By Tom Sloper

September 14, 2003

Column #125

American mah-jongg (2003 NMJL card). This column usually presents examples of good strategy, but sometimes a badly flubbed hand can be instructive as well. Earl made a classic flub in this week's hand. The Charleston had left him with tiles for a number of different hands. An early pick gave him a classic quandary - throwing any tile would kill one of his possibilities.

What were his possibilities?

Earl had six tiles toward the 2468 hand. It's a two-pair hand, and he had one pair but none of the tiles for the other one. The Consecutive Run hand didn't involve any pairs, and the pungs wouldn't be hard to make, but he had no tiles towards one of the kongs - not to mention that he had only five tiles toward this hand. He had seven tiles toward the 13579 hand, but it needed a pair of flowers, and everyone knows that when you need flowers you'll never get any. Let's ignore the fact that flowers are one of the two easiest tiles to get in mah-jongg, since there are eight of them in the set.

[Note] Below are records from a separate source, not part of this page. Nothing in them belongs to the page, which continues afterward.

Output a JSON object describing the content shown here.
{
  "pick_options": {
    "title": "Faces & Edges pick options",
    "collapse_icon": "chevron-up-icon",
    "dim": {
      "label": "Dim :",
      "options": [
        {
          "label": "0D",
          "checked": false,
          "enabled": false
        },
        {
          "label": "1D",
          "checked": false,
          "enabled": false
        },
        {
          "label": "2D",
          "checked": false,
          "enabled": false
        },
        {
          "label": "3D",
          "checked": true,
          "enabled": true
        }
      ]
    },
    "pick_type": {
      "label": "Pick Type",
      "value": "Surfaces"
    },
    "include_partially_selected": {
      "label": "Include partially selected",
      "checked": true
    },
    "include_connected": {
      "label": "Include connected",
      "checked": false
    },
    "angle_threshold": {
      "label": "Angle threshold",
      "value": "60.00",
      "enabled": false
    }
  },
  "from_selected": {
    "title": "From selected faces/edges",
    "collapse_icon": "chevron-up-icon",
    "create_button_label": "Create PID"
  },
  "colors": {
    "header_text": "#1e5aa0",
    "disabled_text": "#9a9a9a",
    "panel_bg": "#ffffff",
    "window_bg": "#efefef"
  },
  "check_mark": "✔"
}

Inside Earl's Head
It might help to understand what he did next if you consider that in the several hands previous to this one, he'd tried unsuccessfully to make hands with dragons. Earl saw that the other players were not making 2468 hands. Nobody else was in his hair, so he could call what he needed if he went that way. He knew he would need to get two flowers in order to make the 13579 hand. He had to discard something. The others were waiting. He threw G, then examined his hand again.

Forehead-Slapping Moment
Very quickly he realized that he hadn't killed just the 13579 hand. He'd killed two hands with one discard. As he picked, he got some jokers, but, flustered by the blunder, he missed chances to call tiles. Then 4D went dead. He never did get any flowers, so, as it turned out, he wouldn't have been able to make the 13579 hand anyway.

Dice on the Table
Here's another tale from the Marjorie Troum Mah Jongg Tournament West in Las Vegas last month.

As East, one of my duties was to make sure that the game at my table ran smoothly. After North rolled the dice, North began counting tiles to break the wall, without first removing the dice from the middle of the table. West picked up the dice and put them at her right. I foresaw myself making a mistake if the dice weren't at her left, so I asked her to move the dice to her other side.

As the game progresses, the dice move around the table. First the dice sit at a player's left hand, then after the player rolls the dice, the dice sit at the player's right hand. By merely glancing around the table, anyone can tell who the current dealer is, by the location of the dice. I was worried that after the hand was completed, I would be confused as to who was to deal next, possibly resulting in a situation with the round. So now you understand why I asked her to move the dice.

She objected. "I'm left-handed!"

I didn't have time to explain to her why it mattered to me - and I didn't have time to ask her why her being left-handed meant that normal table protocols oughtn't apply. I just insisted.

She grudgingly complied, but halfway through the hand, I noticed that she had surreptitiously moved the dice to her other side. But having already made a big deal of it, I wasn't going to get confused about whose deal was next. So I didn't say anything more.

Click the entries in the header frame, above, to read other columns.

Copyright 2003 Tom Sloper. All rights reserved.